BTH’s research is strong in fields of great importance to industry and society”.

Mats Viberg, Vice-Chancellor

Sustainable development
– how is it achieved?

In the field of strategic sustainable development we develop methodology that helps companies, municipalities and other organisations to contribute to societal transition to sustainability in a way that reinforces the success of the individual organisation. Here are some examples of application areas and collaborations.

Software to make things possible

Software makes digitalisation possible, in practice. Software connects different kinds of energy in an energy network as well as the functions in a car, banking transactions or the 1177 healthcare guide.

Tony Gorschek conducts research in software engineering, in which BTH is among the world leaders.

Read the article.

“My job is to delve into and find solutions that can be applied in many areas”.

Tony Gorschek, researcher in software engineering

 

Unique clinic for
health technology research

BTH Research and Education Clinic is a unique clinic serving as a meeting place for research, education and health technology product development. The clinic is an open and dynamic environment that stimulates collaboration across academia and industry and between private and public health services.

Online safety

Increasing computing power and the number of interconnected functions – many opportunities but unfortunately also risks of malicious attacks.

Dragos Ilie conducts research in computer science to make it harder and more expensive to carry out cyber-attacks.

Read the article.

“We can be of great benefit in the prevention of attacks and sabotage in vital societal functions, it is an important research contribution”.

Dragos Ilie, researcher

From ping pong to home runs
with AI and big data

“At BTH we are developing the systems of the future and algorithms for AI and large-scale data analysis. When we collaborate, we see how they can be applied in practice”.

Håkan Grahn, professor in computer science

In collaboration with Telenor, a wireless provider, BTH has developed technology that streamlines and improves customer service. Artificial intelligence screens support requirements, questions and suggestions, which leads to a shorter response time and increased quality.

Read the article.

Researchers who see the
ocean as a resource

BTH has participated in producing Sweden’s first national innovation agenda for underwater technology and the researchers see many areas of use – outside the marine industry too.

Read the article.

“BTH is world-leading in marine safety”.

Oskar Frånberg, associate professor

Virtual applications where humans and machines come together

The research in visual and interactive computer science is often associated with gaming technology, however, that is only one part of all the possibilities that exist.

For example, it can be used for surgeons to practise an intervention, for training for disaster responses or to use everyday objects in the 1500s.

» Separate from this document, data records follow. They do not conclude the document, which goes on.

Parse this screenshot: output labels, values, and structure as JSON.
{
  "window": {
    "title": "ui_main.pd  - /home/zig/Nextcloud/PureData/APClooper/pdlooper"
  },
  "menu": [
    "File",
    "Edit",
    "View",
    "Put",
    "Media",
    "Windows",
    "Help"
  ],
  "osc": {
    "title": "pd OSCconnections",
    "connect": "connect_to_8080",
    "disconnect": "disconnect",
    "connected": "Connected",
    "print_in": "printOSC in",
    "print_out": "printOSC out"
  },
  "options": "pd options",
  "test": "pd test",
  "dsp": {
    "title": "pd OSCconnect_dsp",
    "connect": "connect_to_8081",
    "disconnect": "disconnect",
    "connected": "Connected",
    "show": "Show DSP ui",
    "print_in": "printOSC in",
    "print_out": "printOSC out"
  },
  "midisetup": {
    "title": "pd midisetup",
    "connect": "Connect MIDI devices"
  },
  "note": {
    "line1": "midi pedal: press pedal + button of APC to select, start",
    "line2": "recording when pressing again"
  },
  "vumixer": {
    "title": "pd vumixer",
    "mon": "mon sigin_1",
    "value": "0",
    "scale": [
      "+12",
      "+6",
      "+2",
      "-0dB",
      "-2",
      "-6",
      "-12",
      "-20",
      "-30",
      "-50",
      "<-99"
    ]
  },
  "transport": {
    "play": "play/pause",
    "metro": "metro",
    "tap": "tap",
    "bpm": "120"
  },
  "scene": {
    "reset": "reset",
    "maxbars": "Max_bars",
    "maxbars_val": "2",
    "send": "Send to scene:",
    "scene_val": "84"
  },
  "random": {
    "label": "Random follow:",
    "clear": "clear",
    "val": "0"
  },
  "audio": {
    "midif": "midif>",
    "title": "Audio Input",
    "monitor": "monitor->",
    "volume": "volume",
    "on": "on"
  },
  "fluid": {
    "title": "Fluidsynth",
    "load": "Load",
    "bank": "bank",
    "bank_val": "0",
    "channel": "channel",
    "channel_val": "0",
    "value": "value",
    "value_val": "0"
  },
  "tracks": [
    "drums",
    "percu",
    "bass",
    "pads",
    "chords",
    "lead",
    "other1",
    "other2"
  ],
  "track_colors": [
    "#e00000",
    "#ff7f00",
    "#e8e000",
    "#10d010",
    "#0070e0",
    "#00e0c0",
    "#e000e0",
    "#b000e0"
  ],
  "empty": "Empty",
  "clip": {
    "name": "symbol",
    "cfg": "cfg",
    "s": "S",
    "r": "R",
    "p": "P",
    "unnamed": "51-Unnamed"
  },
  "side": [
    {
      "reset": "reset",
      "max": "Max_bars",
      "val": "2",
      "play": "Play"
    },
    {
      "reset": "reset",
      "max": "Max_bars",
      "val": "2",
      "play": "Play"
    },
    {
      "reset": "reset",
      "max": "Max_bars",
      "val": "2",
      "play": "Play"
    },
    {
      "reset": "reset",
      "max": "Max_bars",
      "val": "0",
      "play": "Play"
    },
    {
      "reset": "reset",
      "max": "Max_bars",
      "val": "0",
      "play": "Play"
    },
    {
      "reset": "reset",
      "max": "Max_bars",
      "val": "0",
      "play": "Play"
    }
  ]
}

Read the article.

Digital product development for a sustainable future

The only thing around us that is not consciously developed is nature – everything else is developed by the human hand.

Professor Tobias Larsson is a researcher in product development and leads the area on model-driven product-service development at BTH.

Read the article.

The research in value-driven development in mechanical engineering at BTH is unique”.

Tobias Larsson, professor in mechanical engineering

Better results from complex measurement

BTH is developing an expert research team in industrial economics and management. BTH now aims to become the leader in Sweden and an important player internationally in the field of efficiency and productivity analysis.

Read the article.

“Not knowing, or thinking you know the causes without any proof, is often a source of inadequate development or incorrect governance in companies and public organisations”.

Jonas Månsson, professor

Enabling smart technology

Signal processing enables smart cities and self-driving vehicles, the development of pacemakers and hearing aids, automatic image enhancement, mapping of the Earth’s surface, weather forecasts and climate models. Even the altitude variations on Venus have been mapped. 

Read the article.

“From a stream of information, we get rid of the noise and excess while highlighting the desired data”.

Mattias Dahl and Mats Pettersson, professors